How many lines in these records hold the string "content"? Reply with the number alone.

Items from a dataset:
%%
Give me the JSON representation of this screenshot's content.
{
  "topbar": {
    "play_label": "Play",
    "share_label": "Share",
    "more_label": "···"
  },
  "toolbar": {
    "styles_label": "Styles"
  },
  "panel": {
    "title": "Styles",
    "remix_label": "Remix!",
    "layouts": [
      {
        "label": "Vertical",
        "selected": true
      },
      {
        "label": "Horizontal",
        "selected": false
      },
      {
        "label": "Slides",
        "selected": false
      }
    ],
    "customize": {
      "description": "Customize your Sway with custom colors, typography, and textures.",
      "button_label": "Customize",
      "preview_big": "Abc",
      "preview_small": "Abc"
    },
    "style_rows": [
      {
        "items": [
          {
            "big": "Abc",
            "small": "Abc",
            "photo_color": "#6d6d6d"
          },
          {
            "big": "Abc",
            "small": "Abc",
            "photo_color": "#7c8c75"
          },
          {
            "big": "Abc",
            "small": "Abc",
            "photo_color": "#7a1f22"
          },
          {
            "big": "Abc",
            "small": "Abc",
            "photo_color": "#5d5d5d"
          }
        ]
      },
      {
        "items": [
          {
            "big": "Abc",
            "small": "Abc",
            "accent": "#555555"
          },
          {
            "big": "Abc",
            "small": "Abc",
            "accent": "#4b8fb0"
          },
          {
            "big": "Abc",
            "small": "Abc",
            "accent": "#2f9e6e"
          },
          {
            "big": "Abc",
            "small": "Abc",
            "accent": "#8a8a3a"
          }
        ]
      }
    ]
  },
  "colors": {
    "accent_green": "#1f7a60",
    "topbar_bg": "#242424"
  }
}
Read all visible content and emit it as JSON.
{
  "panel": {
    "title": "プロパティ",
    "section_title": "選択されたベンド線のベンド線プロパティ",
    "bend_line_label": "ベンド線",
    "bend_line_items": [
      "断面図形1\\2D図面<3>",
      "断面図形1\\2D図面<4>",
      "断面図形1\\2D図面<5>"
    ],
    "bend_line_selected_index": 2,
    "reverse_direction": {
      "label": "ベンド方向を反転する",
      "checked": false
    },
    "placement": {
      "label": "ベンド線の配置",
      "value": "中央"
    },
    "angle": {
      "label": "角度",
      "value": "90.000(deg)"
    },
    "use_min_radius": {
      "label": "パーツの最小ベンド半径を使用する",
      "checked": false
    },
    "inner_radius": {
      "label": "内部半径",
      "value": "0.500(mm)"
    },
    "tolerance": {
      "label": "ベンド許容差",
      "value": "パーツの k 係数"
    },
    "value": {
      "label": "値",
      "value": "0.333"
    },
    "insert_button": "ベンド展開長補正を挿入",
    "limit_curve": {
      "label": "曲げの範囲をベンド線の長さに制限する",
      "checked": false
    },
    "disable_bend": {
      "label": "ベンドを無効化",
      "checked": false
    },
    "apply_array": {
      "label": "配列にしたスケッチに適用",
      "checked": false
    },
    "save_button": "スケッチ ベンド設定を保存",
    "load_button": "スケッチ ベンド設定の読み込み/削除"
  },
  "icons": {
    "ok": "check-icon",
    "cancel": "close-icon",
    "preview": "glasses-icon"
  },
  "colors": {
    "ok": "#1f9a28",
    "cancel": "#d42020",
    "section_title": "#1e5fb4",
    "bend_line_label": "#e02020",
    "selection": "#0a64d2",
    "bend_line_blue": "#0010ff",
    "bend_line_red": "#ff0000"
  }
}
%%
• **RESULT FOR THIS TASK**: 2